Goal of the exercise
Once the line containing "Decode this image" is found, copy that line and all remaining lines of the records exactly, including the last one, and add nothing.

========================================================================

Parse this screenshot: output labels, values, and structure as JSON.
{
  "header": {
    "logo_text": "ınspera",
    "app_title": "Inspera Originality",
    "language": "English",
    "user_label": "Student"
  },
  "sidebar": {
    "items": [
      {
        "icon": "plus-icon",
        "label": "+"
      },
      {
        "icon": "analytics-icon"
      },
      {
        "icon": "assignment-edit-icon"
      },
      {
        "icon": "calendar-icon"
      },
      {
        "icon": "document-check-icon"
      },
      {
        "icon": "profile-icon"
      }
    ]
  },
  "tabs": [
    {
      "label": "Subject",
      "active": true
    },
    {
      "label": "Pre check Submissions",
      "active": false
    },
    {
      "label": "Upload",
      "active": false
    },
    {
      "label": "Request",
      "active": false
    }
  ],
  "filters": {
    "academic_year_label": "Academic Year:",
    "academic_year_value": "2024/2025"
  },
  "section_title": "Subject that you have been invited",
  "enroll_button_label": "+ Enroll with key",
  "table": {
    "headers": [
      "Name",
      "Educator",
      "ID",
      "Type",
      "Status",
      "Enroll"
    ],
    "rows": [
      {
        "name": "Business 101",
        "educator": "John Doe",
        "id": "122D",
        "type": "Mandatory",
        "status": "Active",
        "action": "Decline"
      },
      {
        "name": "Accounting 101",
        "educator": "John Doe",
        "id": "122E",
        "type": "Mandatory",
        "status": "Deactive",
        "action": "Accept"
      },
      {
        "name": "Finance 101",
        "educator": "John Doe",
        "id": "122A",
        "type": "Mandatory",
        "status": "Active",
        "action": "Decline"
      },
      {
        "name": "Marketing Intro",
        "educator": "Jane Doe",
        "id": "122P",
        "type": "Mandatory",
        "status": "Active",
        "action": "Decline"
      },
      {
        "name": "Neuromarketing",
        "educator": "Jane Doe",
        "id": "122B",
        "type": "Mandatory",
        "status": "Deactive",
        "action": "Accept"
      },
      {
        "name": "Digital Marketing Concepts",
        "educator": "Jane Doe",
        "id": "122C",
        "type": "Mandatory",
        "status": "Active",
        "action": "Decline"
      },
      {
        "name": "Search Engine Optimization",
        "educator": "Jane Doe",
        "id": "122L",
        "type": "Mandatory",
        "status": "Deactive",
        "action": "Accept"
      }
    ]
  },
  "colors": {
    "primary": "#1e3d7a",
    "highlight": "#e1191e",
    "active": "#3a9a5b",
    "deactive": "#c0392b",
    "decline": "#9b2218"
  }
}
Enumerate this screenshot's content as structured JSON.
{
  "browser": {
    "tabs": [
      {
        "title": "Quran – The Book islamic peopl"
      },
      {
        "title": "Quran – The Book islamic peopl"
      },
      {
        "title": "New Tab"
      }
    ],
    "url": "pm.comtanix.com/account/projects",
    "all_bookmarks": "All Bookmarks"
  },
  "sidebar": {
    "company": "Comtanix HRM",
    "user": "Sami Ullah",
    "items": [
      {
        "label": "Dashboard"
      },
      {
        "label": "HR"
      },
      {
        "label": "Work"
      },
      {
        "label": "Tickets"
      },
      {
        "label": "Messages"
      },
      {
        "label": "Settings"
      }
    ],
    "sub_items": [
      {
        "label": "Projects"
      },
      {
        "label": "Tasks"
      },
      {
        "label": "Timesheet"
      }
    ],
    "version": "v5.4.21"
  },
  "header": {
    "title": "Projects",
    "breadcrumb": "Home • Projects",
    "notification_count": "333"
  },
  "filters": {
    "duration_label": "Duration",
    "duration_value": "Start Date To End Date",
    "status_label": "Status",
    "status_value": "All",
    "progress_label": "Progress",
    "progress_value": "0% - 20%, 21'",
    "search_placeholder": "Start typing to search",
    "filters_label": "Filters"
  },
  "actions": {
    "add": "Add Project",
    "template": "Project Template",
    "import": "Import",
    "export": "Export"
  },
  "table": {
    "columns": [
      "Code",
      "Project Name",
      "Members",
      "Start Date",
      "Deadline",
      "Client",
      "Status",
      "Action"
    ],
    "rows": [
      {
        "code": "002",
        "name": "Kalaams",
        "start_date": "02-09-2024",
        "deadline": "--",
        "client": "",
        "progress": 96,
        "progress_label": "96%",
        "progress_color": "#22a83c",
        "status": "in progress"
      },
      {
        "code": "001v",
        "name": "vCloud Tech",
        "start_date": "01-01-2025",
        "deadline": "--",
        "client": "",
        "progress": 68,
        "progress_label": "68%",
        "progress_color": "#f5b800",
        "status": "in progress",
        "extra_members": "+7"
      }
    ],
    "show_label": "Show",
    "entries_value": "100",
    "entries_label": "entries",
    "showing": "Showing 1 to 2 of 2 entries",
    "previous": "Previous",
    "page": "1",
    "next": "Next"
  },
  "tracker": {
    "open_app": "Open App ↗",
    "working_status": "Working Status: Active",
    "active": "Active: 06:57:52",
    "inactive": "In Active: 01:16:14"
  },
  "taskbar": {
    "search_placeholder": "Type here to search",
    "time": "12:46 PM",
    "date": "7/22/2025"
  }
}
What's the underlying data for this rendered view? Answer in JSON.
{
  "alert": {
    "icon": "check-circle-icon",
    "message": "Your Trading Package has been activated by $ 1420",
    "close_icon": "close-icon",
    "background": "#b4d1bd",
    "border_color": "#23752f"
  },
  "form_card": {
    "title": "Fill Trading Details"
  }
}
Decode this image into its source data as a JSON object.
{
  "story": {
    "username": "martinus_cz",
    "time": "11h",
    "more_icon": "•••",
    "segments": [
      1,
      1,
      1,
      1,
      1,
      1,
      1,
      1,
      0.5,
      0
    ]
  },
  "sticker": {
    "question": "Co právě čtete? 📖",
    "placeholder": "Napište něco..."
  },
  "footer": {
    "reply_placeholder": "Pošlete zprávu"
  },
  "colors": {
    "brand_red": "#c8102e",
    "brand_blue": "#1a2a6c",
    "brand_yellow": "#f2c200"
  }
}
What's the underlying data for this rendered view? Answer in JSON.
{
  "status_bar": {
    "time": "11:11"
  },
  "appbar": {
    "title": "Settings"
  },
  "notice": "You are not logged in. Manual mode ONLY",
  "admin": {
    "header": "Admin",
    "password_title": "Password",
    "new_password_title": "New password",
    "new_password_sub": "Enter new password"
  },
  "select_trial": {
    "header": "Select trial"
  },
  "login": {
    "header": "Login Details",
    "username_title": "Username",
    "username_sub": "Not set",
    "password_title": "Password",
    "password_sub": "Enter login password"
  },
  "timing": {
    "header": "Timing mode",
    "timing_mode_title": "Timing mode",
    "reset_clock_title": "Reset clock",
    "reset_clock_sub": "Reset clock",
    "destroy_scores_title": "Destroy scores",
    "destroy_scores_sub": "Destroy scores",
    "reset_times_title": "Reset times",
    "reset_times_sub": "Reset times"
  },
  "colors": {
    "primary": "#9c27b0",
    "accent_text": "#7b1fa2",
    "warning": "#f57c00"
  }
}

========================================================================

Response area
Decode this image into its source data as a JSON object.
{
  "story": {
    "username": "martinus_cz",
    "time": "11h",
    "more_icon": "•••",
    "segments": [
      1,
      1,
      1,
      1,
      1,
      1,
      1,
      1,
      0.5,
      0
    ]
  },
  "sticker": {
    "question": "Co právě čtete? 📖",
    "placeholder": "Napište něco..."
  },
  "footer": {
    "reply_placeholder": "Pošlete zprávu"
  },
  "colors": {
    "brand_red": "#c8102e",
    "brand_blue": "#1a2a6c",
    "brand_yellow": "#f2c200"
  }
}
What's the underlying data for this rendered view? Answer in JSON.
{
  "status_bar": {
    "time": "11:11"
  },
  "appbar": {
    "title": "Settings"
  },
  "notice": "You are not logged in. Manual mode ONLY",
  "admin": {
    "header": "Admin",
    "password_title": "Password",
    "new_password_title": "New password",
    "new_password_sub": "Enter new password"
  },
  "select_trial": {
    "header": "Select trial"
  },
  "login": {
    "header": "Login Details",
    "username_title": "Username",
    "username_sub": "Not set",
    "password_title": "Password",
    "password_sub": "Enter login password"
  },
  "timing": {
    "header": "Timing mode",
    "timing_mode_title": "Timing mode",
    "reset_clock_title": "Reset clock",
    "reset_clock_sub": "Reset clock",
    "destroy_scores_title": "Destroy scores",
    "destroy_scores_sub": "Destroy scores",
    "reset_times_title": "Reset times",
    "reset_times_sub": "Reset times"
  },
  "colors": {
    "primary": "#9c27b0",
    "accent_text": "#7b1fa2",
    "warning": "#f57c00"
  }
}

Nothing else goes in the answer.